from a poem by Sir Thomas Wyatt

What we try to snag and hold fast
of laughter, wood smoke, but especially
the necessary ignorance

to go forward, to trust: I have netted
baubles from air bubbles, pictures of cozy
life in books, the way hot cider

by a warm stove completes winter
and sunset was sunset because you said
“Look at that!” to someone you loved.

At a reading, John Ashbery was asked,
“But what was that about?” and he said,
“I guess I’m just sad about time,”

and who can be sorry he was sad, when
such fabric lengths of poems came off
the loom, in down-home-and-I-guess baroque.

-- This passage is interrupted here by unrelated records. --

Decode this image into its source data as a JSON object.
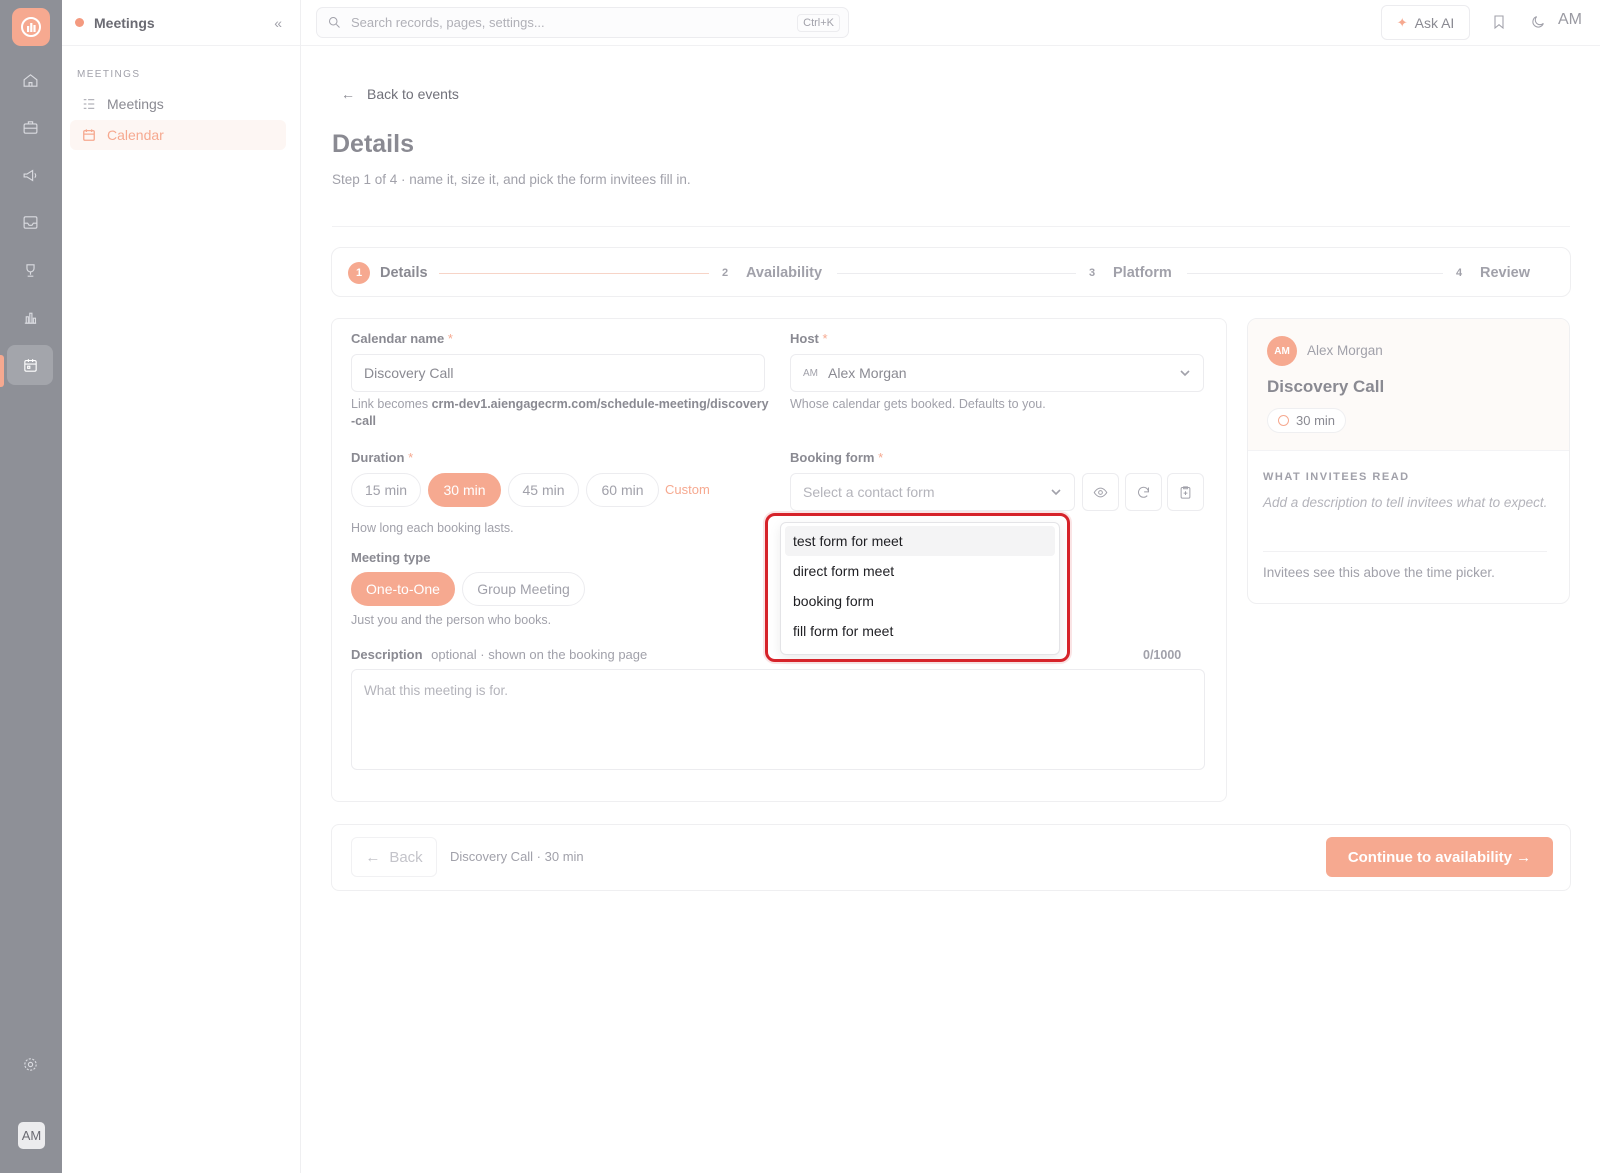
{
  "app": {
    "module_title": "Meetings",
    "user_initials": "AM"
  },
  "sidebar": {
    "section": "MEETINGS",
    "items": [
      {
        "label": "Meetings",
        "icon": "list-icon",
        "active": false
      },
      {
        "label": "Calendar",
        "icon": "calendar-icon",
        "active": true
      }
    ]
  },
  "rail": {
    "icons": [
      "home-icon",
      "briefcase-icon",
      "megaphone-icon",
      "inbox-icon",
      "trophy-icon",
      "chart-icon",
      "calendar-icon",
      "settings-icon"
    ],
    "active": "calendar-icon"
  },
  "topbar": {
    "search_placeholder": "Search records, pages, settings...",
    "shortcut": "Ctrl+K",
    "ask_ai": "Ask AI",
    "avatar": "AM"
  },
  "page": {
    "back_link": "Back to events",
    "title": "Details",
    "subtitle": "Step 1 of 4 · name it, size it, and pick the form invitees fill in."
  },
  "stepper": [
    {
      "num": "1",
      "label": "Details",
      "state": "current"
    },
    {
      "num": "2",
      "label": "Availability",
      "state": "todo"
    },
    {
      "num": "3",
      "label": "Platform",
      "state": "todo"
    },
    {
      "num": "4",
      "label": "Review",
      "state": "todo"
    }
  ],
  "form": {
    "calendar_name": {
      "label": "Calendar name",
      "required": "*",
      "value": "Discovery Call",
      "hint_prefix": "Link becomes ",
      "hint_url": "crm-dev1.aiengagecrm.com/schedule-meeting/discovery-call"
    },
    "host": {
      "label": "Host",
      "required": "*",
      "initials": "AM",
      "value": "Alex Morgan",
      "hint": "Whose calendar gets booked. Defaults to you."
    },
    "duration": {
      "label": "Duration",
      "required": "*",
      "options": [
        "15 min",
        "30 min",
        "45 min",
        "60 min"
      ],
      "selected": "30 min",
      "custom": "Custom",
      "hint": "How long each booking lasts."
    },
    "booking_form": {
      "label": "Booking form",
      "required": "*",
      "placeholder": "Select a contact form",
      "options": [
        "test form for meet",
        "direct form meet",
        "booking form",
        "fill form for meet"
      ],
      "highlighted": "test form for meet"
    },
    "meeting_type": {
      "label": "Meeting type",
      "options": [
        "One-to-One",
        "Group Meeting"
      ],
      "selected": "One-to-One",
      "hint": "Just you and the person who books."
    },
    "description": {
      "label": "Description",
      "note": "optional · shown on the booking page",
      "counter": "0/1000",
      "placeholder": "What this meeting is for."
    }
  },
  "preview": {
    "avatar": "AM",
    "host": "Alex Morgan",
    "title": "Discovery Call",
    "duration": "30 min",
    "section": "WHAT INVITEES READ",
    "description_placeholder": "Add a description to tell invitees what to expect.",
    "footer": "Invitees see this above the time picker."
  },
  "footer": {
    "back": "Back",
    "summary": "Discovery Call · 30 min",
    "continue": "Continue to availability →"
  },
  "colors": {
    "accent": "#f6a990",
    "highlight_ring": "#d6232a",
    "rail_bg": "#8e9097"
  }
}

Sometimes my dog turns, flops down,
and presses against me with a sigh that
fills the world with peace, making

permanent what would otherwise fly away
on the lash of a clock’s tick. You have to think
about things in a different way, allow

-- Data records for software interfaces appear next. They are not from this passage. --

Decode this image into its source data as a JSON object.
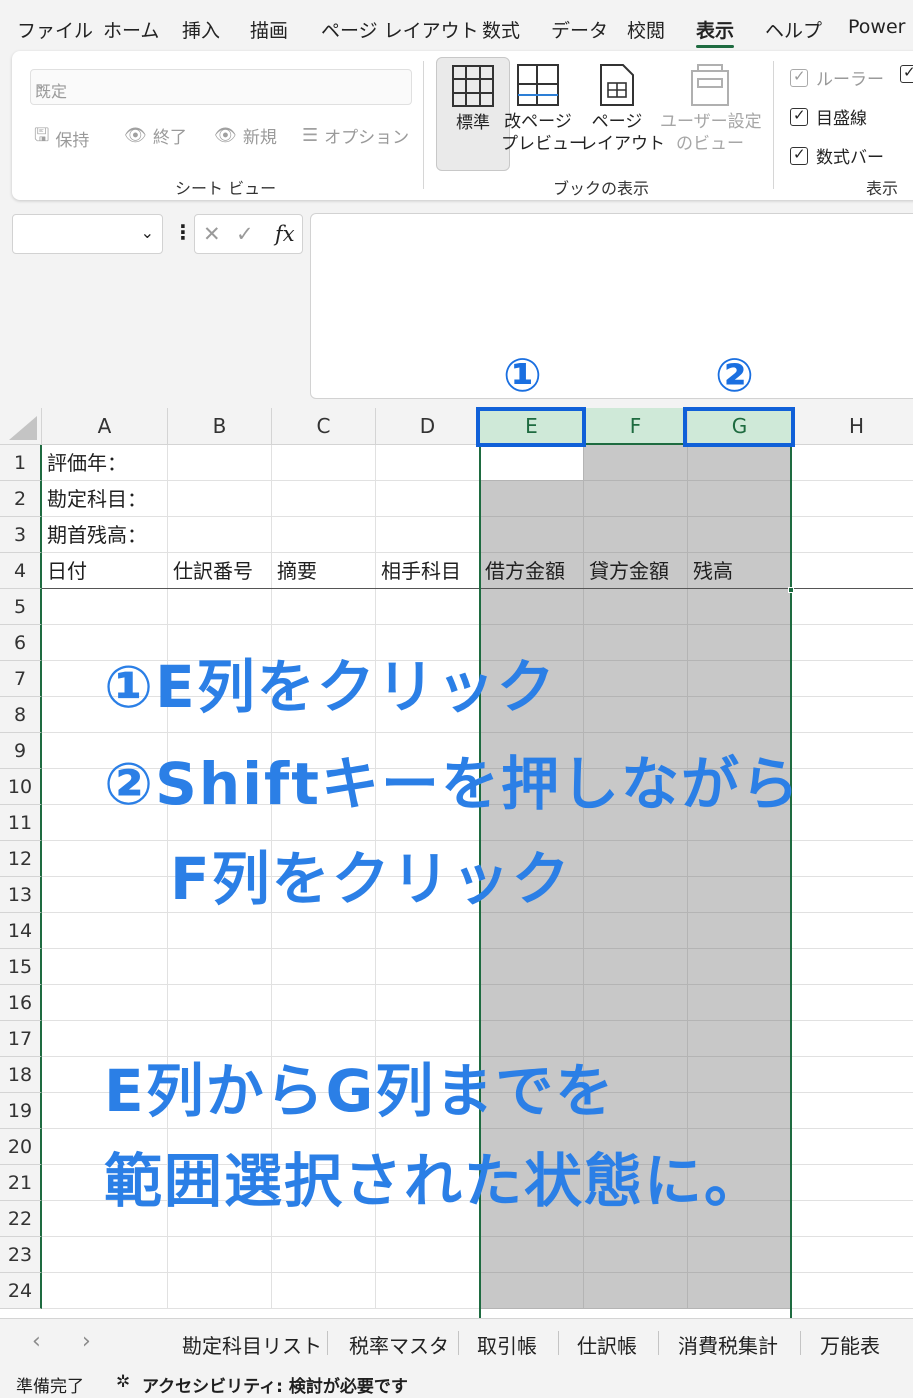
{
  "menu": {
    "tabs": [
      "ファイル",
      "ホーム",
      "挿入",
      "描画",
      "ページ レイアウト",
      "数式",
      "データ",
      "校閲",
      "表示",
      "ヘルプ",
      "Power"
    ],
    "active": "表示"
  },
  "ribbon": {
    "sheet_view": {
      "select_value": "既定",
      "keep": "保持",
      "exit": "終了",
      "new": "新規",
      "options": "オプション",
      "label": "シート ビュー"
    },
    "workbook_views": {
      "normal": "標準",
      "page_break_1": "改ページ",
      "page_break_2": "プレビュー",
      "page_layout_1": "ページ",
      "page_layout_2": "レイアウト",
      "custom_1": "ユーザー設定",
      "custom_2": "のビュー",
      "label": "ブックの表示"
    },
    "show": {
      "ruler": "ルーラー",
      "gridlines": "目盛線",
      "formula_bar": "数式バー",
      "label": "表示"
    }
  },
  "formula_bar": {
    "fx": "fx"
  },
  "annotations": {
    "num1": "①",
    "num2": "②",
    "line1": "①E列をクリック",
    "line2": "②Shiftキーを押しながら",
    "line3": "F列をクリック",
    "line4": "E列からG列までを",
    "line5": "範囲選択された状態に。"
  },
  "grid": {
    "columns": [
      "A",
      "B",
      "C",
      "D",
      "E",
      "F",
      "G",
      "H"
    ],
    "rows": [
      "1",
      "2",
      "3",
      "4",
      "5",
      "6",
      "7",
      "8",
      "9",
      "10",
      "11",
      "12",
      "13",
      "14",
      "15",
      "16",
      "17",
      "18",
      "19",
      "20",
      "21",
      "22",
      "23",
      "24"
    ],
    "cells": {
      "A1": "評価年：",
      "A2": "勘定科目：",
      "A3": "期首残高：",
      "A4": "日付",
      "B4": "仕訳番号",
      "C4": "摘要",
      "D4": "相手科目",
      "E4": "借方金額",
      "F4": "貸方金額",
      "G4": "残高"
    }
  },
  "sheet_tabs": [
    "勘定科目リスト",
    "税率マスタ",
    "取引帳",
    "仕訳帳",
    "消費税集計",
    "万能表"
  ],
  "status": {
    "ready": "準備完了",
    "accessibility": "アクセシビリティ: 検討が必要です"
  },
  "colors": {
    "accent_green": "#1e6b40",
    "annotation_blue": "#2b7fe6",
    "selection_gray": "#c8c8c8"
  }
}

ephemera to etch their brain-webs,
allow yourself to last as another beholds.